So far, so good. The set-up for the mystery itself is also intriguing, based on one of Christie’s finest short stories, 1937’s “Yellow Iris,” which ironically featured Poirot. Somebody poisoned Rosemary’s glass while the party was on the dance floor. A year later, George becomes obsessed with solving his wife’s murder and invites everyone back to the restaurant, ostensibly to celebrate Iris’ birthday and to put the past behind them with a toast. To nobody’s surprise but the party guests, history repeats itself, and murder once again rears its ugly head. Now our suspects are five – the same number as in Pigs – and Colonel Race leads the charge to discover the truth where George could not.
Just last week, the Puzzle Doctor, in his marvelous blog In Search of the Classic Mystery Novel, ran a poll to find the best non-series Christie title. Wisely, he did not include And Then There Were None because, as he admits, “it would have won by a mile.” You can look at the results here, but for the purposes of this writing, I am here to inform you that the winner was . . . Sparkling Cyanide! Not Crooked House, not Toward Zero, but Cyanide.
Why does this bother me? I like the characters. I like the format of Christie opening up the minds of each major character for our perusal. And since one of these people must be the murderer, it allows Christie to play her usual tricks with wordplay, trapping us into reading the wrong message in what people say, think or do.
Unfortunately, while Five Little Pigs combines first-rate characterization with a first-rate mystery, and Crooked House lays out a fascinating family dynamic before springing a shocker of an ending on us, the mystery part of Sparkling Cyanide is, frankly, a mess.

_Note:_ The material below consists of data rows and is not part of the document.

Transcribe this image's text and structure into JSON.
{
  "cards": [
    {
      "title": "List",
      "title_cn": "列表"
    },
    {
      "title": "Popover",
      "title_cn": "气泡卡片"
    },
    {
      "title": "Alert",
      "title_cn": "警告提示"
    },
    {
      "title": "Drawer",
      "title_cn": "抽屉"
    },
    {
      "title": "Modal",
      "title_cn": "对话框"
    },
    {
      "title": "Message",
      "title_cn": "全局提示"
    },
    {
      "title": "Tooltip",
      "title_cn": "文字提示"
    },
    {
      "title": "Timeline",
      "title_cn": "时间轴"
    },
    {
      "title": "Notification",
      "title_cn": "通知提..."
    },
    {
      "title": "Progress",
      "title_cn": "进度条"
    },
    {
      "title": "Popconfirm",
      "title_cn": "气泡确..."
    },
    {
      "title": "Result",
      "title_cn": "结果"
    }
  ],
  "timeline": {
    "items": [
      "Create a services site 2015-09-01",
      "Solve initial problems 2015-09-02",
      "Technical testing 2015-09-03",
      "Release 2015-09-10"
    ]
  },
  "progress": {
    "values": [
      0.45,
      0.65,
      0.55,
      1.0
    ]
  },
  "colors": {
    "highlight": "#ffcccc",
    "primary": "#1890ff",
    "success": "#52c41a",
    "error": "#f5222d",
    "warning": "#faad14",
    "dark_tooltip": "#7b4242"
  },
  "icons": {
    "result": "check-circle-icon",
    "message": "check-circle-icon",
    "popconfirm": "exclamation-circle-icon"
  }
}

And of course, I can’t really tell you why it is a mess without giving the show away, so I will just say that the second murder’s whole conceit rests on an event so ludicrous that it boggles the mind and that, having spent a few hours pleasure getting to know the six people at the party, the final revelation is very much a mixed success because . . . ohhhhh, I won’t say it. You who agree with me know what I’m talking about, and you who love this tale – I’m pointing at you, Puzzle Doctor – are welcome to discuss below and/or privately.
That’s not to say that Sparkling Cyanide isn’t eminently readable, but I venture to warn those of you who tackle it for the first time to enjoy it for its sublime characterization and then brace yourself for a letdown at the end as far as the puzzle element is concerned.